My connection to LAFH started with my Mitzvah Project which is a social action project required for all Bar/Bat-Mitzvahs on their thirteenth birthday to mark the transition into “adulthood.” It entails some form of immersion into your community that will make an impact for a greater cause you feel passionate about. I knew I wanted to get involved in assisting the homeless community of Los Angeles. I found LAFH and was immediately excited by their encouragement to get involved.
Party guests at my Bat-Mitzvah made stuffed animals that I donated to children of families at the Family Solutions Center.

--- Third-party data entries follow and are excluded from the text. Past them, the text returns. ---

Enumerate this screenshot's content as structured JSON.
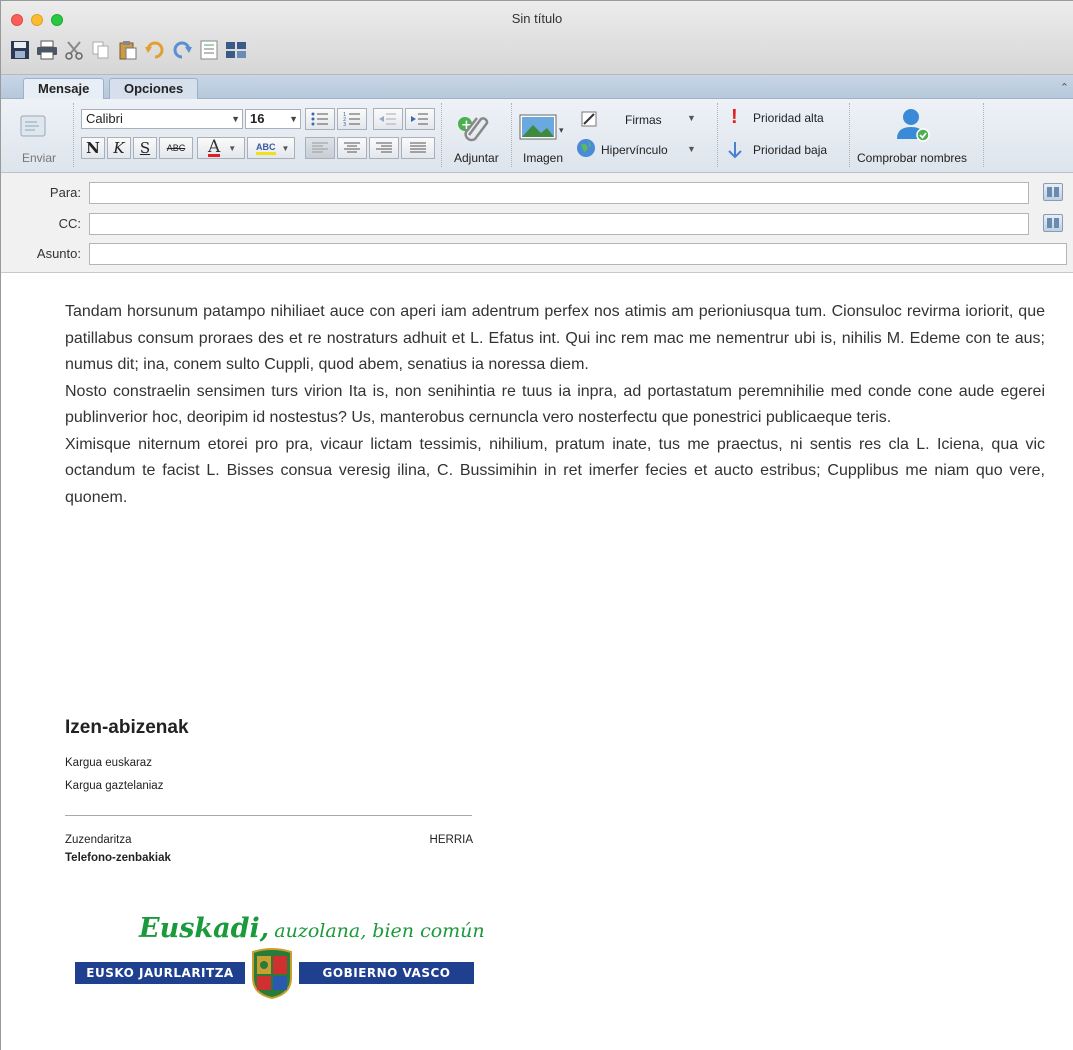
{
  "window": {
    "title": "Sin título"
  },
  "quick_access": [
    "save-icon",
    "print-icon",
    "cut-icon",
    "copy-icon",
    "paste-icon",
    "undo-icon",
    "redo-icon",
    "format-icon",
    "grid-icon"
  ],
  "tabs": [
    {
      "label": "Mensaje",
      "active": true
    },
    {
      "label": "Opciones",
      "active": false
    }
  ],
  "ribbon": {
    "send_label": "Enviar",
    "font_name": "Calibri",
    "font_size": "16",
    "bold": "N",
    "italic": "K",
    "underline": "S",
    "strike": "ABC",
    "font_color": "A",
    "highlight": "ABC",
    "attach_label": "Adjuntar",
    "image_label": "Imagen",
    "signatures_label": "Firmas",
    "hyperlink_label": "Hipervínculo",
    "priority_high_label": "Prioridad alta",
    "priority_low_label": "Prioridad baja",
    "check_names_label": "Comprobar nombres"
  },
  "address": {
    "to_label": "Para:",
    "to_value": "",
    "cc_label": "CC:",
    "cc_value": "",
    "subject_label": "Asunto:",
    "subject_value": ""
  },
  "body": {
    "paragraphs": [
      "Tandam horsunum patampo nihiliaet auce con aperi iam adentrum perfex nos atimis am perioniusqua tum. Cionsuloc revirma ioriorit, que patillabus consum proraes des et re nostraturs adhuit et L. Efatus int. Qui inc rem mac me nementrur ubi is, nihilis M. Edeme con te aus; numus dit; ina, conem sulto Cuppli, quod abem, senatius ia noressa diem.",
      "Nosto constraelin sensimen turs virion Ita is, non senihintia re tuus ia inpra, ad portastatum peremnihilie med conde cone aude egerei publinverior hoc, deoripim id nostestus? Us, manterobus cernuncla vero nosterfectu que ponestrici publicaeque teris.",
      "Ximisque niternum etorei pro pra, vicaur lictam tessimis, nihilium, pratum inate, tus me praectus, ni sentis res cla L. Iciena, qua vic octandum te facist L. Bisses consua veresig ilina, C. Bussimihin in ret imerfer fecies et aucto estribus; Cupplibus me niam quo vere, quonem."
    ]
  },
  "signature": {
    "name": "Izen-abizenak",
    "role_eu": "Kargua euskaraz",
    "role_es": "Kargua gaztelaniaz",
    "department": "Zuzendaritza",
    "town": "HERRIA",
    "phones": "Telefono-zenbakiak",
    "slogan_main": "Euskadi,",
    "slogan_rest": "auzolana, bien común",
    "logo_left": "EUSKO JAURLARITZA",
    "logo_right": "GOBIERNO VASCO"
  },
  "colors": {
    "accent_blue": "#1f3f8f",
    "slogan_green": "#1a9a3a",
    "traffic_red": "#fc5f57",
    "traffic_yellow": "#fdbc2e",
    "traffic_green": "#28c840"
  }
}
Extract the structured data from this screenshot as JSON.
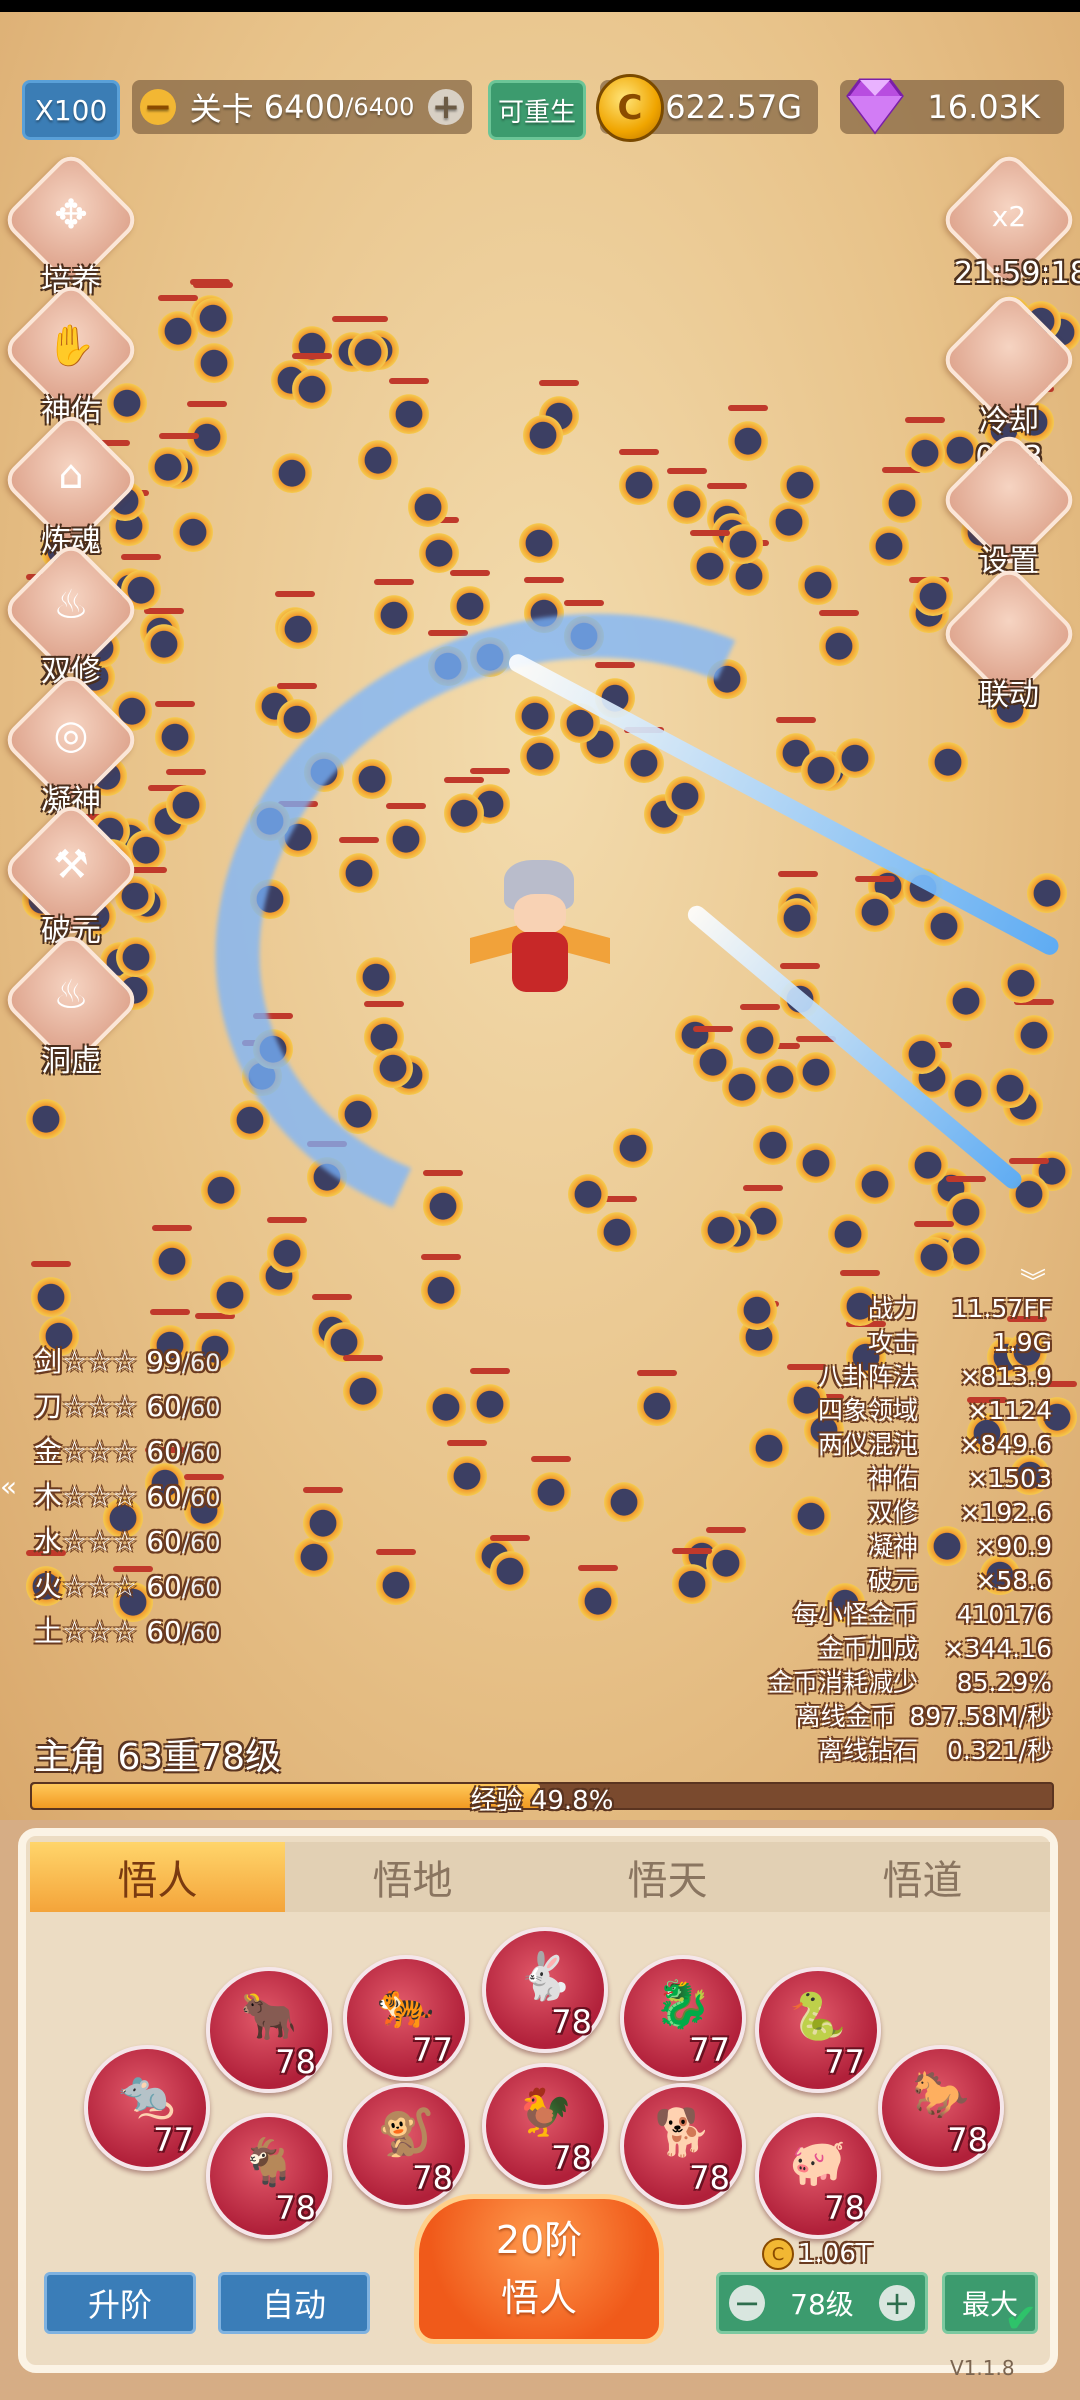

I received a photo of the recipients smiling as they held their stuffed animals close— and that was when I knew I needed to go back.
LAFH soon became more than just a project for my Temple or checkmarks on my school’s community service form; my involvement became a central part of my identity.
My participation at LAFH grew during in my sophomore year of high school when I joined the Youth Action Council (YAC). Members of the YAC not only interact with residents and help behind the scenes, but also are taught about topics ranging from what it takes to run a non-profit to the most recent homelessness legislation in California. YAC is special to me because I can connect with other young adults who are dedicated to the issues surrounding the homelessness epidemic in L.A.
YAC enabled me to launch my non-profit project, “Writers Room.” Creative writing has been a passion of mine for as long as I can remember. Writing poetry, prose, and short stories allows me to make sense of my own experiences, to discover truth in life. The goal of Writers Room is to cultivate that same outlet for the younger LAFH residents. Through writing workshops, community members develop the language tools to express themselves and connect with their emotions in a creative and constructive way.
It takes practice to get in touch with one’s feelings. Through various writing exercises, the children have been able to open up and get in touch with their thoughts and emotions. During one workshop, I asked the participants what their favorite songs were and why. Such a simple question rendered some beautiful responses. Phillip, age 11, wrote that his favorite song was High Hopes by Panic! At the Disco. He wrote, “I like this song because it makes me happy no matter what my mood is...how much courage it gives you...it makes me think I can do anything.” Phillip’s words embody the greater attitude of LAFH— one of resilience, hope, and courage.
In a city like Los Angeles, seeing individuals sleeping on park benches or standing on freeway exits with a cup or sign is the norm. It becomes easy to develop assumptions about what homelessness looks like. Often, we transform those assumptions into facts because it makes seeing something so unsettling and tragic more palatable for us. It’s a way of coping with the presence of turmoil and injustice in our society. Yet volunteering at LAFH taught me that the way to address homelessness is not to label it. Homelessness comes in many shapes and sizes— it cannot and should not be confined to one standard. I learned that individuals are not homeless, but rather experiencing homelessness. It is temporary and should not be seen as a permanent condition or identifier. The families and children who reside at LAFH do not let their homelessness define them or their sense of worth in society. The work done at LAFH allows individuals to see beyond their present circumstances.